* _Entries provided_
● ● ● ● ● ● ●

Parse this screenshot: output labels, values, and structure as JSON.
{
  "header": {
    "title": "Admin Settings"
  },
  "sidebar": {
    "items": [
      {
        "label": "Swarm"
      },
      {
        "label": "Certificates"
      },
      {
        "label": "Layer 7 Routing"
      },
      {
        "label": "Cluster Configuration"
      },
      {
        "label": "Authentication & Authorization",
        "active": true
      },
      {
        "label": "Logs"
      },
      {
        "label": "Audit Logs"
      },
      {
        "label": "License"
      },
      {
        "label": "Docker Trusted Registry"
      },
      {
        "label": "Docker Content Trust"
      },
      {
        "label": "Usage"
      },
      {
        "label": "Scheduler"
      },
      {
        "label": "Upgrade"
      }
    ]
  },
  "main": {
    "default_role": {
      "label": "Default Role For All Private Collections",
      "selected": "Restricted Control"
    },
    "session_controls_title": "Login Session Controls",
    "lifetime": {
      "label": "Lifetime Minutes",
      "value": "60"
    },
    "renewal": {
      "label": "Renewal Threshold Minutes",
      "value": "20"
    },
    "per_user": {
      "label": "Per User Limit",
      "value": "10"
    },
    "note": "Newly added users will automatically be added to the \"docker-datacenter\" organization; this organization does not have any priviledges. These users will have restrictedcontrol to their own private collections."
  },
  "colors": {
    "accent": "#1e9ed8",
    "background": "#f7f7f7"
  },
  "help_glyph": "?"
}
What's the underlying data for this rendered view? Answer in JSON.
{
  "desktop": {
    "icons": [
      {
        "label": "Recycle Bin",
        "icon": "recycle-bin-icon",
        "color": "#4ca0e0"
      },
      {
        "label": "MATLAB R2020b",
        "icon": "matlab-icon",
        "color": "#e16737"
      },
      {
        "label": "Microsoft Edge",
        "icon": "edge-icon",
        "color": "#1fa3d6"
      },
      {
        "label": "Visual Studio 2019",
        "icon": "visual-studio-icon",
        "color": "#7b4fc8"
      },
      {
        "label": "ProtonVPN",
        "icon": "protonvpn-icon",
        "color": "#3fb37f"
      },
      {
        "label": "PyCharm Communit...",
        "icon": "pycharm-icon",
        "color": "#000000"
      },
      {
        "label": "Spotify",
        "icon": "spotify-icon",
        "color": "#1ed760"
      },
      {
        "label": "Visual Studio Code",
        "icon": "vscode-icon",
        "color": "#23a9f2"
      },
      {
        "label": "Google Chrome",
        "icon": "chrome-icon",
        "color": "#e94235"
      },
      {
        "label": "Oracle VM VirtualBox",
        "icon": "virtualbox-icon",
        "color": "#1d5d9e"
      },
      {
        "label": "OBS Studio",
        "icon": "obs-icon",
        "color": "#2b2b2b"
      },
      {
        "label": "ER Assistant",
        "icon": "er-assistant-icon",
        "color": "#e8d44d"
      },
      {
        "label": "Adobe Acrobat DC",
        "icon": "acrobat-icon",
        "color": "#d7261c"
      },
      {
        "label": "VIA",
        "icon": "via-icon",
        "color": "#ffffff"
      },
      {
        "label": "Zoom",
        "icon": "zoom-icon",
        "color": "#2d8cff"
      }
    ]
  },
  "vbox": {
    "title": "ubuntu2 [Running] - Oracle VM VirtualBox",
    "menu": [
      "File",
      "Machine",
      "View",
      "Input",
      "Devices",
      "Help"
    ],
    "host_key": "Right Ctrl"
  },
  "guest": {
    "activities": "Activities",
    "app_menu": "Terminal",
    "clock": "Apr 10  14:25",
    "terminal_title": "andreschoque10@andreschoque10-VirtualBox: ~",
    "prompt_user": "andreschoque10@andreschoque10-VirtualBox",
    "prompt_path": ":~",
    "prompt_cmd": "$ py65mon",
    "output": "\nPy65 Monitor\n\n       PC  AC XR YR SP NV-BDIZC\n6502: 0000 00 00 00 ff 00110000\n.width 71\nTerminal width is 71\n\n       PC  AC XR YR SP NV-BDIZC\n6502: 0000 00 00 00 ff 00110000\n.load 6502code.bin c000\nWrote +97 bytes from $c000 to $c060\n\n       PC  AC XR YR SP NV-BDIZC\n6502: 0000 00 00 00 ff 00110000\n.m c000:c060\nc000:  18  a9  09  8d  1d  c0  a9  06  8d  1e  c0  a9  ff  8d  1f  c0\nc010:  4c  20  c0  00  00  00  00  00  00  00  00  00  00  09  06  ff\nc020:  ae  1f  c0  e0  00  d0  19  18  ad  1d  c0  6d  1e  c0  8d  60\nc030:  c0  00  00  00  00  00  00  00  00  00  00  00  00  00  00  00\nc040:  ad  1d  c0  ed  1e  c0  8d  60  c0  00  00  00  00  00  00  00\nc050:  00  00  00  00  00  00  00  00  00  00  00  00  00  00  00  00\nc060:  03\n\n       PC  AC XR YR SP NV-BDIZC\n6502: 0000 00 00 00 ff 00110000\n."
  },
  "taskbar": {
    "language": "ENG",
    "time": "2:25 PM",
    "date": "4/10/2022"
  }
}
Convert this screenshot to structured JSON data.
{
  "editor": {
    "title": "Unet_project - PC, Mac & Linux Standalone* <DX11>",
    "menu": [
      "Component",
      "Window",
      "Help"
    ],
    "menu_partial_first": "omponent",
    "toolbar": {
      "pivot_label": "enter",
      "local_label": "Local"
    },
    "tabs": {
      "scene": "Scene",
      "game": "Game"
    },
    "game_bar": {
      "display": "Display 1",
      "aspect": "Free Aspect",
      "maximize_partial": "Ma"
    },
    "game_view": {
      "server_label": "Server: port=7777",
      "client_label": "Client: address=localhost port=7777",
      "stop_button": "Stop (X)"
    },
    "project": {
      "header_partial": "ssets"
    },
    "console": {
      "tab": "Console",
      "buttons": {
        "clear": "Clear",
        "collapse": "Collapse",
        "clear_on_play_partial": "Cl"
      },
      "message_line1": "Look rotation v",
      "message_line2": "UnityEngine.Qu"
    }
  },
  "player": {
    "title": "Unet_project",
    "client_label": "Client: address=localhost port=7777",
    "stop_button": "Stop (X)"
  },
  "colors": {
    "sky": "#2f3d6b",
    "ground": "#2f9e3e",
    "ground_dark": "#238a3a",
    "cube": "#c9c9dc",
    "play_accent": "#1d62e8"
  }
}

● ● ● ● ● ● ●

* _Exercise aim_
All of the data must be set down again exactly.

* _Answer_
Parse this screenshot: output labels, values, and structure as JSON.
{
  "header": {
    "title": "Admin Settings"
  },
  "sidebar": {
    "items": [
      {
        "label": "Swarm"
      },
      {
        "label": "Certificates"
      },
      {
        "label": "Layer 7 Routing"
      },
      {
        "label": "Cluster Configuration"
      },
      {
        "label": "Authentication & Authorization",
        "active": true
      },
      {
        "label": "Logs"
      },
      {
        "label": "Audit Logs"
      },
      {
        "label": "License"
      },
      {
        "label": "Docker Trusted Registry"
      },
      {
        "label": "Docker Content Trust"
      },
      {
        "label": "Usage"
      },
      {
        "label": "Scheduler"
      },
      {
        "label": "Upgrade"
      }
    ]
  },
  "main": {
    "default_role": {
      "label": "Default Role For All Private Collections",
      "selected": "Restricted Control"
    },
    "session_controls_title": "Login Session Controls",
    "lifetime": {
      "label": "Lifetime Minutes",
      "value": "60"
    },
    "renewal": {
      "label": "Renewal Threshold Minutes",
      "value": "20"
    },
    "per_user": {
      "label": "Per User Limit",
      "value": "10"
    },
    "note": "Newly added users will automatically be added to the \"docker-datacenter\" organization; this organization does not have any priviledges. These users will have restrictedcontrol to their own private collections."
  },
  "colors": {
    "accent": "#1e9ed8",
    "background": "#f7f7f7"
  },
  "help_glyph": "?"
}
What's the underlying data for this rendered view? Answer in JSON.
{
  "desktop": {
    "icons": [
      {
        "label": "Recycle Bin",
        "icon": "recycle-bin-icon",
        "color": "#4ca0e0"
      },
      {
        "label": "MATLAB R2020b",
        "icon": "matlab-icon",
        "color": "#e16737"
      },
      {
        "label": "Microsoft Edge",
        "icon": "edge-icon",
        "color": "#1fa3d6"
      },
      {
        "label": "Visual Studio 2019",
        "icon": "visual-studio-icon",
        "color": "#7b4fc8"
      },
      {
        "label": "ProtonVPN",
        "icon": "protonvpn-icon",
        "color": "#3fb37f"
      },
      {
        "label": "PyCharm Communit...",
        "icon": "pycharm-icon",
        "color": "#000000"
      },
      {
        "label": "Spotify",
        "icon": "spotify-icon",
        "color": "#1ed760"
      },
      {
        "label": "Visual Studio Code",
        "icon": "vscode-icon",
        "color": "#23a9f2"
      },
      {
        "label": "Google Chrome",
        "icon": "chrome-icon",
        "color": "#e94235"
      },
      {
        "label": "Oracle VM VirtualBox",
        "icon": "virtualbox-icon",
        "color": "#1d5d9e"
      },
      {
        "label": "OBS Studio",
        "icon": "obs-icon",
        "color": "#2b2b2b"
      },
      {
        "label": "ER Assistant",
        "icon": "er-assistant-icon",
        "color": "#e8d44d"
      },
      {
        "label": "Adobe Acrobat DC",
        "icon": "acrobat-icon",
        "color": "#d7261c"
      },
      {
        "label": "VIA",
        "icon": "via-icon",
        "color": "#ffffff"
      },
      {
        "label": "Zoom",
        "icon": "zoom-icon",
        "color": "#2d8cff"
      }
    ]
  },
  "vbox": {
    "title": "ubuntu2 [Running] - Oracle VM VirtualBox",
    "menu": [
      "File",
      "Machine",
      "View",
      "Input",
      "Devices",
      "Help"
    ],
    "host_key": "Right Ctrl"
  },
  "guest": {
    "activities": "Activities",
    "app_menu": "Terminal",
    "clock": "Apr 10  14:25",
    "terminal_title": "andreschoque10@andreschoque10-VirtualBox: ~",
    "prompt_user": "andreschoque10@andreschoque10-VirtualBox",
    "prompt_path": ":~",
    "prompt_cmd": "$ py65mon",
    "output": "\nPy65 Monitor\n\n       PC  AC XR YR SP NV-BDIZC\n6502: 0000 00 00 00 ff 00110000\n.width 71\nTerminal width is 71\n\n       PC  AC XR YR SP NV-BDIZC\n6502: 0000 00 00 00 ff 00110000\n.load 6502code.bin c000\nWrote +97 bytes from $c000 to $c060\n\n       PC  AC XR YR SP NV-BDIZC\n6502: 0000 00 00 00 ff 00110000\n.m c000:c060\nc000:  18  a9  09  8d  1d  c0  a9  06  8d  1e  c0  a9  ff  8d  1f  c0\nc010:  4c  20  c0  00  00  00  00  00  00  00  00  00  00  09  06  ff\nc020:  ae  1f  c0  e0  00  d0  19  18  ad  1d  c0  6d  1e  c0  8d  60\nc030:  c0  00  00  00  00  00  00  00  00  00  00  00  00  00  00  00\nc040:  ad  1d  c0  ed  1e  c0  8d  60  c0  00  00  00  00  00  00  00\nc050:  00  00  00  00  00  00  00  00  00  00  00  00  00  00  00  00\nc060:  03\n\n       PC  AC XR YR SP NV-BDIZC\n6502: 0000 00 00 00 ff 00110000\n."
  },
  "taskbar": {
    "language": "ENG",
    "time": "2:25 PM",
    "date": "4/10/2022"
  }
}
Convert this screenshot to structured JSON data.
{
  "editor": {
    "title": "Unet_project - PC, Mac & Linux Standalone* <DX11>",
    "menu": [
      "Component",
      "Window",
      "Help"
    ],
    "menu_partial_first": "omponent",
    "toolbar": {
      "pivot_label": "enter",
      "local_label": "Local"
    },
    "tabs": {
      "scene": "Scene",
      "game": "Game"
    },
    "game_bar": {
      "display": "Display 1",
      "aspect": "Free Aspect",
      "maximize_partial": "Ma"
    },
    "game_view": {
      "server_label": "Server: port=7777",
      "client_label": "Client: address=localhost port=7777",
      "stop_button": "Stop (X)"
    },
    "project": {
      "header_partial": "ssets"
    },
    "console": {
      "tab": "Console",
      "buttons": {
        "clear": "Clear",
        "collapse": "Collapse",
        "clear_on_play_partial": "Cl"
      },
      "message_line1": "Look rotation v",
      "message_line2": "UnityEngine.Qu"
    }
  },
  "player": {
    "title": "Unet_project",
    "client_label": "Client: address=localhost port=7777",
    "stop_button": "Stop (X)"
  },
  "colors": {
    "sky": "#2f3d6b",
    "ground": "#2f9e3e",
    "ground_dark": "#238a3a",
    "cube": "#c9c9dc",
    "play_accent": "#1d62e8"
  }
}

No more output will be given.